By considering your future financial stability and income growth, you can ensure that your housing purchase aligns with your long-term financial goals.
7. Selling and Buying: Coordinating Transactions and Timing
If you’re already a homeowner and plan to sell your current property to purchase a new one, it’s crucial to coordinate the transactions and timing effectively. Consider the financial implications of selling your home, including potential capital gains tax and transaction costs.
Save the proceeds from your current home sale in a savings account and evaluate whether you can afford the mortgage payments for your desired new property. Take into account additional expenses such as maintenance and utilities, which may be higher for larger homes.

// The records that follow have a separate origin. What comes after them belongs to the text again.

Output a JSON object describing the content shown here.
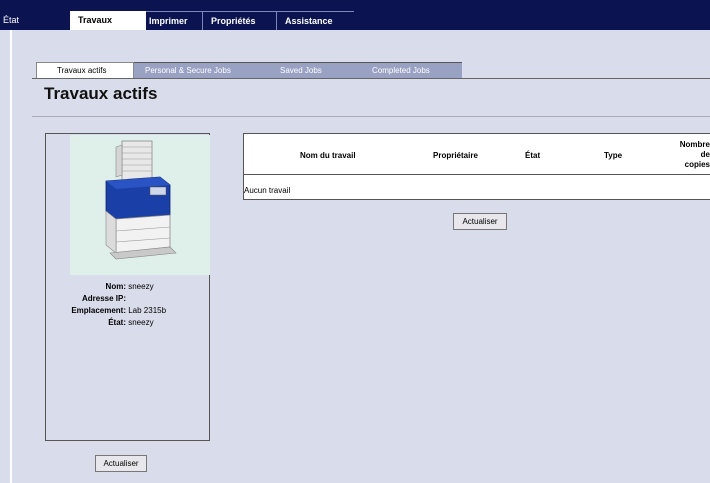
{
  "nav": {
    "tabs": [
      {
        "label": "État"
      },
      {
        "label": "Travaux"
      },
      {
        "label": "Imprimer"
      },
      {
        "label": "Propriétés"
      },
      {
        "label": "Assistance"
      }
    ],
    "active_tab": "Travaux"
  },
  "subnav": {
    "tabs": [
      {
        "label": "Travaux actifs"
      },
      {
        "label": "Personal & Secure Jobs"
      },
      {
        "label": "Saved Jobs"
      },
      {
        "label": "Completed Jobs"
      }
    ],
    "active_tab": "Travaux actifs"
  },
  "page": {
    "title": "Travaux actifs"
  },
  "printer": {
    "name_label": "Nom:",
    "name_value": "sneezy",
    "ip_label": "Adresse IP:",
    "ip_value": "",
    "location_label": "Emplacement:",
    "location_value": "Lab 2315b",
    "status_label": "État:",
    "status_value": "sneezy",
    "refresh_label": "Actualiser"
  },
  "jobs": {
    "columns": [
      "Nom du travail",
      "Propriétaire",
      "État",
      "Type",
      "Nombre de copies"
    ],
    "copies_line1": "Nombre de",
    "copies_line2": "copies",
    "empty_text": "Aucun travail",
    "refresh_label": "Actualiser"
  },
  "colors": {
    "nav_bg": "#0b1450",
    "page_bg": "#d9dcea",
    "subtab_inactive": "#9aa2c4"
  }
}
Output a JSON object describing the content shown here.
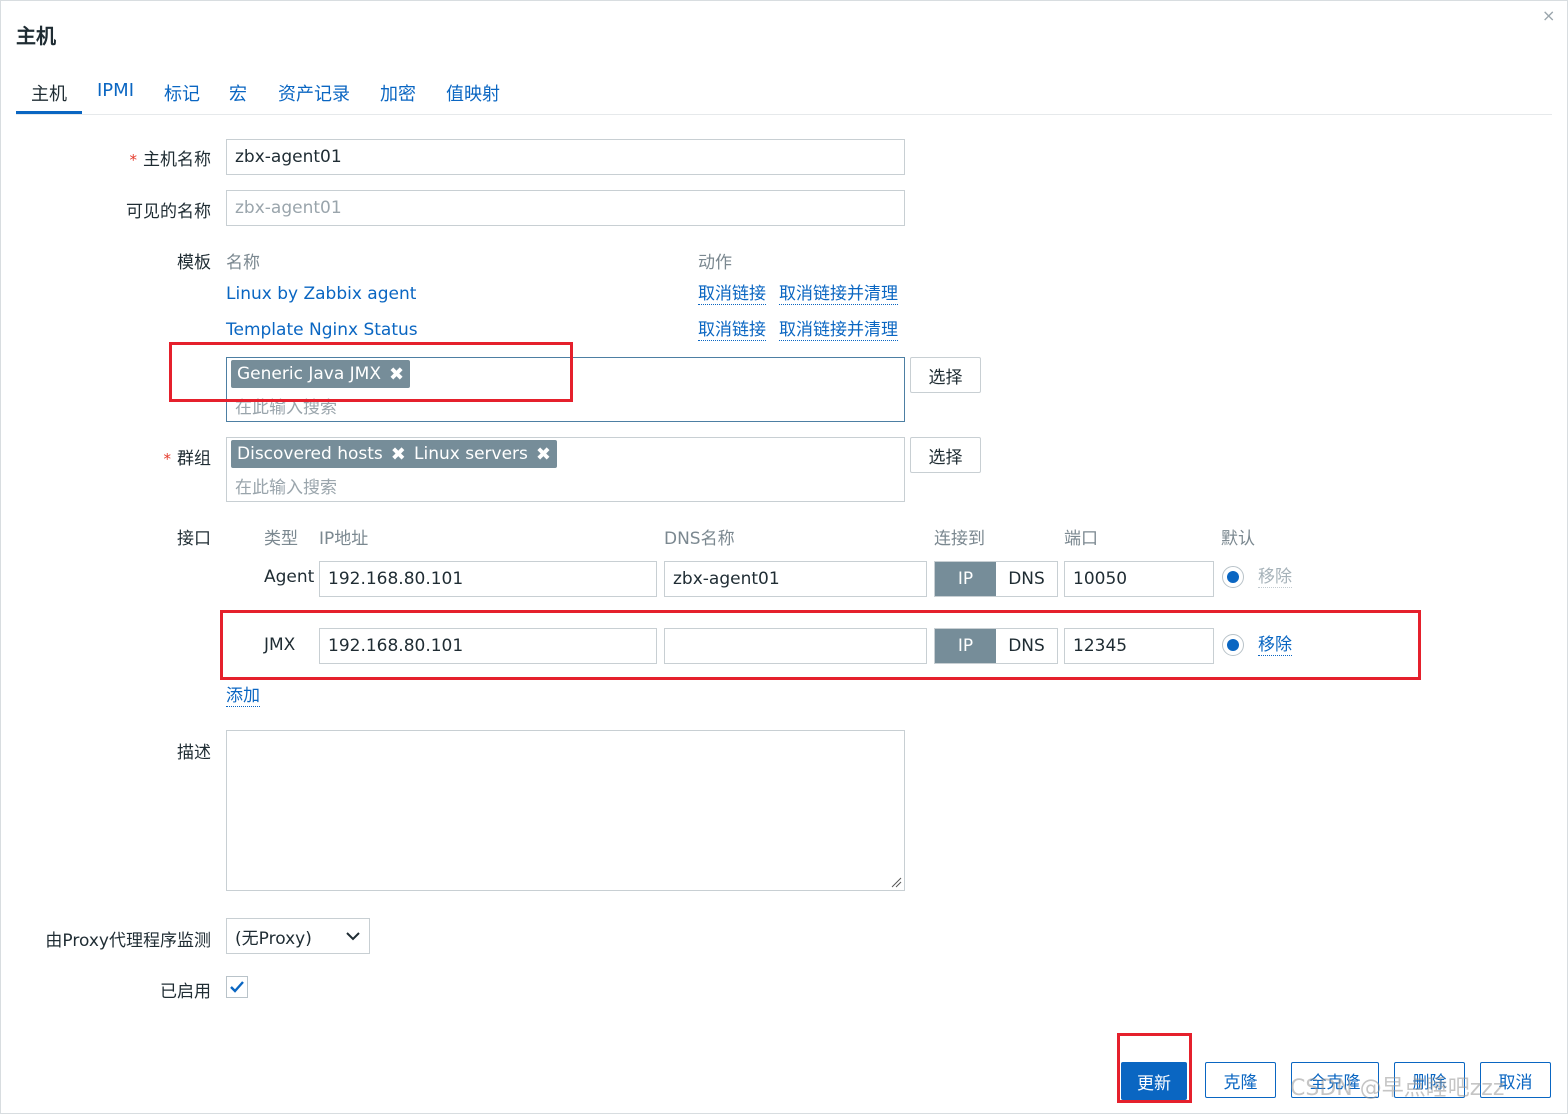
{
  "dialog": {
    "title": "主机",
    "close_glyph": "×"
  },
  "tabs": [
    "主机",
    "IPMI",
    "标记",
    "宏",
    "资产记录",
    "加密",
    "值映射"
  ],
  "form": {
    "host_name_label": "主机名称",
    "host_name_value": "zbx-agent01",
    "visible_name_label": "可见的名称",
    "visible_name_placeholder": "zbx-agent01",
    "templates_label": "模板",
    "templates_col_name": "名称",
    "templates_col_action": "动作",
    "templates": [
      {
        "name": "Linux by Zabbix agent",
        "unlink": "取消链接",
        "unlink_clear": "取消链接并清理"
      },
      {
        "name": "Template Nginx Status",
        "unlink": "取消链接",
        "unlink_clear": "取消链接并清理"
      }
    ],
    "new_template_chip": "Generic Java JMX",
    "search_placeholder": "在此输入搜索",
    "select_label": "选择",
    "groups_label": "群组",
    "groups": [
      "Discovered hosts",
      "Linux servers"
    ],
    "interfaces_label": "接口",
    "interface_headers": {
      "type": "类型",
      "ip": "IP地址",
      "dns": "DNS名称",
      "connect": "连接到",
      "port": "端口",
      "default": "默认"
    },
    "interfaces": [
      {
        "type": "Agent",
        "ip": "192.168.80.101",
        "dns": "zbx-agent01",
        "ip_btn": "IP",
        "dns_btn": "DNS",
        "port": "10050",
        "remove": "移除"
      },
      {
        "type": "JMX",
        "ip": "192.168.80.101",
        "dns": "",
        "ip_btn": "IP",
        "dns_btn": "DNS",
        "port": "12345",
        "remove": "移除"
      }
    ],
    "add_label": "添加",
    "description_label": "描述",
    "proxy_label": "由Proxy代理程序监测",
    "proxy_value": "(无Proxy)",
    "enabled_label": "已启用"
  },
  "footer": {
    "update": "更新",
    "clone": "克隆",
    "full_clone": "全克隆",
    "delete": "删除",
    "cancel": "取消"
  },
  "watermark": "CSDN @早点睡吧zzz",
  "colors": {
    "accent": "#0a66c2",
    "chip": "#768d99",
    "highlight": "#e5202c"
  }
}
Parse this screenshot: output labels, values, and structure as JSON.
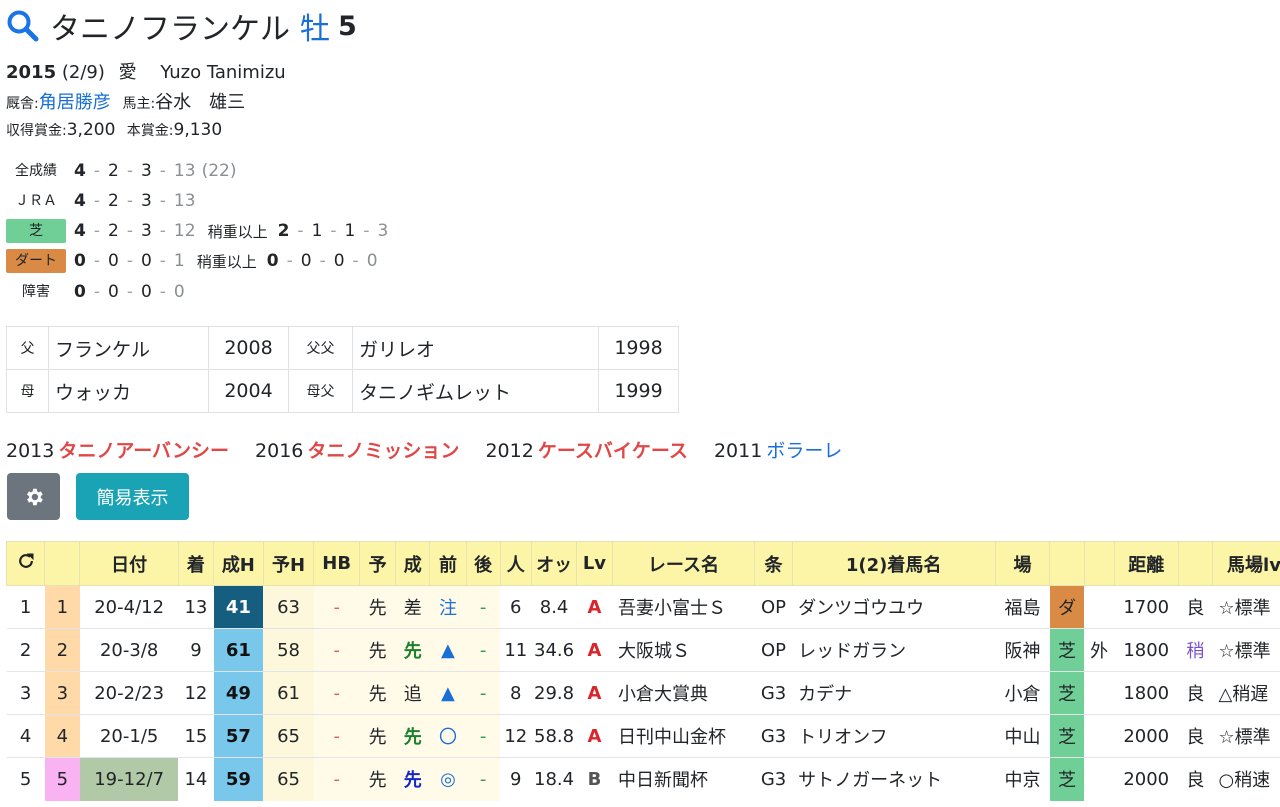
{
  "horse": {
    "name": "タニノフランケル",
    "sex": "牡",
    "age": "5",
    "birth_year": "2015",
    "birth_date": "(2/9)",
    "country": "愛",
    "breeder": "Yuzo Tanimizu",
    "stable_label": "厩舎:",
    "trainer": "角居勝彦",
    "owner_label": "馬主:",
    "owner": "谷水　雄三",
    "earned_label": "収得賞金:",
    "earned": "3,200",
    "prize_label": "本賞金:",
    "prize": "9,130"
  },
  "records": {
    "all": {
      "label": "全成績",
      "w": "4",
      "s": "2",
      "t": "3",
      "o": "13",
      "total": "(22)"
    },
    "jra": {
      "label": "ＪＲＡ",
      "w": "4",
      "s": "2",
      "t": "3",
      "o": "13"
    },
    "turf": {
      "label": "芝",
      "w": "4",
      "s": "2",
      "t": "3",
      "o": "12",
      "heavy_label": "稍重以上",
      "hw": "2",
      "hs": "1",
      "ht": "1",
      "ho": "3"
    },
    "dirt": {
      "label": "ダート",
      "w": "0",
      "s": "0",
      "t": "0",
      "o": "1",
      "heavy_label": "稍重以上",
      "hw": "0",
      "hs": "0",
      "ht": "0",
      "ho": "0"
    },
    "jump": {
      "label": "障害",
      "w": "0",
      "s": "0",
      "t": "0",
      "o": "0"
    }
  },
  "pedigree": {
    "sire_label": "父",
    "sire": "フランケル",
    "sire_year": "2008",
    "sire_sire_label": "父父",
    "sire_sire": "ガリレオ",
    "sire_sire_year": "1998",
    "dam_label": "母",
    "dam": "ウォッカ",
    "dam_year": "2004",
    "dam_sire_label": "母父",
    "dam_sire": "タニノギムレット",
    "dam_sire_year": "1999"
  },
  "siblings": [
    {
      "year": "2013",
      "name": "タニノアーバンシー"
    },
    {
      "year": "2016",
      "name": "タニノミッション"
    },
    {
      "year": "2012",
      "name": "ケースバイケース"
    },
    {
      "year": "2011",
      "name": "ボラーレ"
    }
  ],
  "buttons": {
    "simple": "簡易表示"
  },
  "table": {
    "headers": {
      "date": "日付",
      "finish": "着",
      "seiH": "成H",
      "yoH": "予H",
      "hb": "HB",
      "yo": "予",
      "sei": "成",
      "mae": "前",
      "ato": "後",
      "ninki": "人",
      "odds": "オッ",
      "lv": "Lv",
      "race": "レース名",
      "jo": "条",
      "winner": "1(2)着馬名",
      "place": "場",
      "dist": "距離",
      "going": "馬場lv"
    },
    "rows": [
      {
        "n": "1",
        "idx": "1",
        "date": "20-4/12",
        "finish": "13",
        "seiH": "41",
        "yoH": "63",
        "hb": "-",
        "yo": "先",
        "sei": "差",
        "mae": "注",
        "ato": "-",
        "ninki": "6",
        "odds": "8.4",
        "lv": "A",
        "race": "吾妻小富士Ｓ",
        "jo": "OP",
        "winner": "ダンツゴウユウ",
        "place": "福島",
        "surface": "ダ",
        "course": "",
        "dist": "1700",
        "cond": "良",
        "going": "☆標準"
      },
      {
        "n": "2",
        "idx": "2",
        "date": "20-3/8",
        "finish": "9",
        "seiH": "61",
        "yoH": "58",
        "hb": "-",
        "yo": "先",
        "sei": "先",
        "mae": "▲",
        "ato": "-",
        "ninki": "11",
        "odds": "34.6",
        "lv": "A",
        "race": "大阪城Ｓ",
        "jo": "OP",
        "winner": "レッドガラン",
        "place": "阪神",
        "surface": "芝",
        "course": "外",
        "dist": "1800",
        "cond": "稍",
        "going": "☆標準"
      },
      {
        "n": "3",
        "idx": "3",
        "date": "20-2/23",
        "finish": "12",
        "seiH": "49",
        "yoH": "61",
        "hb": "-",
        "yo": "先",
        "sei": "追",
        "mae": "▲",
        "ato": "-",
        "ninki": "8",
        "odds": "29.8",
        "lv": "A",
        "race": "小倉大賞典",
        "jo": "G3",
        "winner": "カデナ",
        "place": "小倉",
        "surface": "芝",
        "course": "",
        "dist": "1800",
        "cond": "良",
        "going": "△稍遅"
      },
      {
        "n": "4",
        "idx": "4",
        "date": "20-1/5",
        "finish": "15",
        "seiH": "57",
        "yoH": "65",
        "hb": "-",
        "yo": "先",
        "sei": "先",
        "mae": "〇",
        "ato": "-",
        "ninki": "12",
        "odds": "58.8",
        "lv": "A",
        "race": "日刊中山金杯",
        "jo": "G3",
        "winner": "トリオンフ",
        "place": "中山",
        "surface": "芝",
        "course": "",
        "dist": "2000",
        "cond": "良",
        "going": "☆標準"
      },
      {
        "n": "5",
        "idx": "5",
        "date": "19-12/7",
        "finish": "14",
        "seiH": "59",
        "yoH": "65",
        "hb": "-",
        "yo": "先",
        "sei": "先",
        "mae": "◎",
        "ato": "-",
        "ninki": "9",
        "odds": "18.4",
        "lv": "B",
        "race": "中日新聞杯",
        "jo": "G3",
        "winner": "サトノガーネット",
        "place": "中京",
        "surface": "芝",
        "course": "",
        "dist": "2000",
        "cond": "良",
        "going": "○稍速"
      }
    ]
  }
}
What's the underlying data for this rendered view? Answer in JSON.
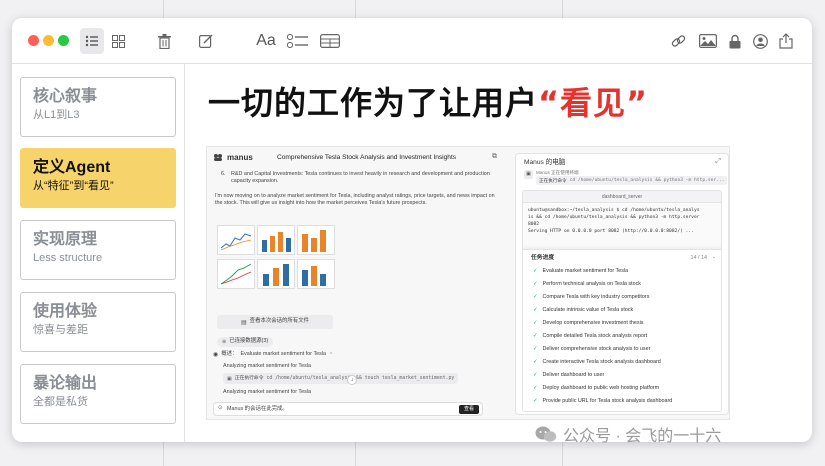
{
  "window": {
    "traffic_lights": [
      "#ff5f57",
      "#febc2e",
      "#28c840"
    ]
  },
  "sidebar": {
    "items": [
      {
        "title": "核心叙事",
        "subtitle": "从L1到L3"
      },
      {
        "title": "定义Agent",
        "subtitle": "从“特征”到“看见”"
      },
      {
        "title": "实现原理",
        "subtitle": "Less structure"
      },
      {
        "title": "使用体验",
        "subtitle": "惊喜与差距"
      },
      {
        "title": "暴论输出",
        "subtitle": "全都是私货"
      }
    ],
    "active_color": "#f7d46b"
  },
  "main": {
    "headline_black": "一切的工作为了让用户",
    "headline_red": "“看见”",
    "accent_red": "#e5322d"
  },
  "screenshot": {
    "logo": "manus",
    "doc_title": "Comprehensive Tesla Stock Analysis and Investment Insights",
    "item_num": "6.",
    "item_text": "R&D and Capital Investments: Tesla continues to invest heavily in research and development and production capacity expansion.",
    "para": "I'm now moving on to analyze market sentiment for Tesla, including analyst ratings, price targets, and news impact on the stock. This will give us insight into how the market perceives Tesla's future prospects.",
    "view_files": "查看本次会话的所有文件",
    "sources": "已连接数据源(3)",
    "step_label": "概述：",
    "step_title": "Evaluate market sentiment for Tesla",
    "analyzing1": "Analyzing market sentiment for Tesla",
    "exec_label": "正在执行命令",
    "exec_cmd": "cd /home/ubuntu/tesla_analysis && touch tesla_market_sentiment.py",
    "analyzing2": "Analyzing market sentiment for Tesla",
    "input_text": "Manus 的会话在此完成。",
    "input_btn": "查看",
    "computer_title": "Manus 的电脑",
    "computer_sub": "Manus 正在使用终端",
    "computer_cmd_label": "正在执行命令",
    "computer_cmd": "cd /home/ubuntu/tesla_analysis && python3 -m http.ser...",
    "server_tab": "dashboard_server",
    "terminal_lines": [
      "ubuntu@sandbox:~/tesla_analysis $ cd /home/ubuntu/tesla_analys",
      "is && cd /home/ubuntu/tesla_analysis && python3 -m http.server",
      "8082",
      "Serving HTTP on 0.0.0.0 port 8082 (http://0.0.0.0:8082/) ..."
    ],
    "progress_title": "任务进度",
    "progress_count": "14 / 14",
    "tasks": [
      "Evaluate market sentiment for Tesla",
      "Perform technical analysis on Tesla stock",
      "Compare Tesla with key industry competitors",
      "Calculate intrinsic value of Tesla stock",
      "Develop comprehensive investment thesis",
      "Compile detailed Tesla stock analysis report",
      "Deliver comprehensive stock analysis to user",
      "Create interactive Tesla stock analysis dashboard",
      "Deliver dashboard to user",
      "Deploy dashboard to public web hosting platform",
      "Provide public URL for Tesla stock analysis dashboard"
    ]
  },
  "watermark": "公众号 · 会飞的一十六"
}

When calculating affordability, base your decision on your current income rather than assuming future income growth. Financial circumstances can change, and it’s crucial to ensure you can comfortably handle the financial obligations associated with homeownership.
8. Flexibility and Adaptability: Choosing the Right Property
Flexibility and adaptability are essential when buying a house. The property you purchase should align with your current needs while allowing room for future changes. Consider whether the property can accommodate potential lifestyle adjustments, such as a growing family or the need for a home office.
Evaluate the property’s layout, size, and potential for renovations or expansions. Determine whether the property has the flexibility to evolve with your changing needs over time. By choosing a property that offers adaptability, you can ensure that it remains a suitable home for years to come.
9. Expert Advice: Engaging with Real Estate Professionals
Navigating the homebuying process can be complex, especially for first-time buyers. Engaging with real estate professionals, such as real estate agents and mortgage brokers, can provide valuable guidance and expertise.
Real estate agents have in-depth knowledge of the local market and can help you find properties that meet your criteria. They can also assist with negotiations and paperwork, ensuring a smooth transaction.
Mortgage brokers can help you navigate the mortgage application process and find the best loan options for your financial situation. They have access to multiple lenders and can provide insights into interest rates and mortgage terms.
By seeking expert advice, you can leverage the knowledge and experience of professionals in the real estate industry, making your homebuying journey more efficient and successful.
10. Emotional Considerations: Making the Right Choice for You
While financial and practical factors are crucial when buying a house, it’s also essential to consider your emotional connection to the property. Your home should be a place where you feel comfortable, safe, and happy.
Take the time to visit potential properties, envision yourself living in them, and assess how they make you feel. Trust your instincts and choose a property that resonates with you on an emotional level.
Remember that buying a house is a significant investment, both financially and emotionally. By considering your personal preferences and emotional connection to the property, you can find a home that truly feels like yours.
Buying a house involves a range of factors that extend beyond financial considerations. Assessing your affordability, analyzing the local real estate market, evaluating your lifestyle needs, and considering long-term investment potential are all crucial steps in the homebuying process. Additionally, engaging with real estate professionals and listening to your emotional instincts can help you make the right choice.
By thoroughly examining these factors and understanding their impact on your decision, you can navigate the homebuying journey with confidence. Remember to conduct thorough research, seek expert advice, and take the time to find a property that aligns with your financial goals, lifestyle needs, and personal preferences. Happy house hunting!